Review of Jersey Boys, Directed and Produced by Clint Eastwood
Who doesn’t like musicals? Only curmudgeons. And you’d have to be pretty curmudgeonly not to like Jersey Boys, with its rags-to-riches storyline and its feel-good, doo-wopping songs. Heck, it’s hard not to sing along. Clint Eastwood brings this Broadway-Hollywood hybrid to the silver screen, and he does a good—if not spectacularly original—job of telling the story of the rise and demise of Franki Valli and the Four Seasons.
The film opens on Belleville, New Jersey, in 1951, where Frankie (John Lloyd Young) is a hairdresser-in-training with a unique voice and dreams of stardom. Tommy DeVito (Vincent Piazza), an older boy with a long rap sheet, takes Frankie under his wing, lets him into his band with Nick Massi (Michael Lomenda), and introduces him to his “mentor,” Gyp DeCarlo, played by Christopher Walken, who gives a very convincing performance as perhaps the most benign mobster in film history (He cries during a song about a mother’s love). The movie follows their path to fame, from Frankie’s marriage to his pushy wife, to the moment they hired songwriter Bob Gaudio (Erich Bergen), to their first run-in with Bob Crewe, the posh gay producer who makes them sing back-up for other musicians before they can record their own songs—and who is played pitch-perfectly by Mike Doyle.
It is Frankie’s voice and Bob Gaudio’s songwriting that propels the group to stardom, but DeVito still considers himself the boss of the band. The power structure crumbles after DeVito hits on Frankie’s mistress, and after a not-as-nice mobster reveals to the band that DeVito owes him hundreds of thousands of dollars. The band turns to much-nicer mobster DeCarlo for help, at which point Nick Massi quits the band and delivers the line that is the point of pretty much every rise-to-fame film ever made: “With all due respect, Mr. DeCarlo, you sell 100,000 records and see how you handle it.” So the band breaks up, and Frankie is on his own, forced to travel across America to give concerts 200 nights a year to pay off DeVito’s debt. He hits his low point when his teenage daughter, Francine, who has struggled with her father’s long absences, dies of a drug overdose.
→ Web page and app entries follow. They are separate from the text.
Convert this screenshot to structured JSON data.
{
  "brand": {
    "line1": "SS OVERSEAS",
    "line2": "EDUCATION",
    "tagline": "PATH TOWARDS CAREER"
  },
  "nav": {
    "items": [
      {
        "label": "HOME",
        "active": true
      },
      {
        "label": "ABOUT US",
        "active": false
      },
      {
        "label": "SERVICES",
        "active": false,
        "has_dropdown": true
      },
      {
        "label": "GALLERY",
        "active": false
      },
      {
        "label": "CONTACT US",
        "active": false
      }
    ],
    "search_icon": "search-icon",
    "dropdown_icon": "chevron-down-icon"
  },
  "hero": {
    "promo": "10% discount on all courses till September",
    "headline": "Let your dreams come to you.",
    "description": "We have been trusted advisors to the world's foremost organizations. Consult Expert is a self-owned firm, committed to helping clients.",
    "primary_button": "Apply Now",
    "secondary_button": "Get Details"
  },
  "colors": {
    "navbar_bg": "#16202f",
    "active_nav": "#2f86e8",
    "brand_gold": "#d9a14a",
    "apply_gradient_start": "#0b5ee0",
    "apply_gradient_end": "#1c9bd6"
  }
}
The film never loses its cheerful tone, even while portraying DeVito’s plunge into debt and Francine’s overdose. Staying true to the musical, it passes up the opportunity that so many other musician biopics have taken to be gritty and edgy. It’s laugh-out-loud funny at points, which makes it a hard movie to swallow: It’s a light-hearted singalong to the tale of a man giving his everything to a dream that costs him the love of his family. Right after Francine’s death, Frankie produces one of his biggest hits: “I can’t take my eyes off of you.” The juxtaposition is jarring.
The movie adheres tightly to the feel of the Broadway production, as if Eastwood didn’t want to mess around too much with a winning formula. Though there is more dialogue than in the play, the songs are still plenteous, and the movement of the actors in front of the camera often resembles the carefully rehearsed movements on a Broadway stage. Near the end, in a final scene at the Rock & Roll Hall of Fame in 1990, the band members’ hair looks powdered with gray, like it would be in a stage production, rather than dyed. The final monologues are the same as the Broadway play, and end up being a lot weirder with the camera so close to each actor’s face. And as the credits roll at the end, the movie gives up its pretensions to movie-hood and delivers an outright song-and-dance finale with all the actors—even Christopher Walken gets his groove on.
Jersey Boys is a little saccharine, and if you’ve seen the Broadway musical, there won’t be many surprises. But you’re still a curmudgeon if you go to it and hate it.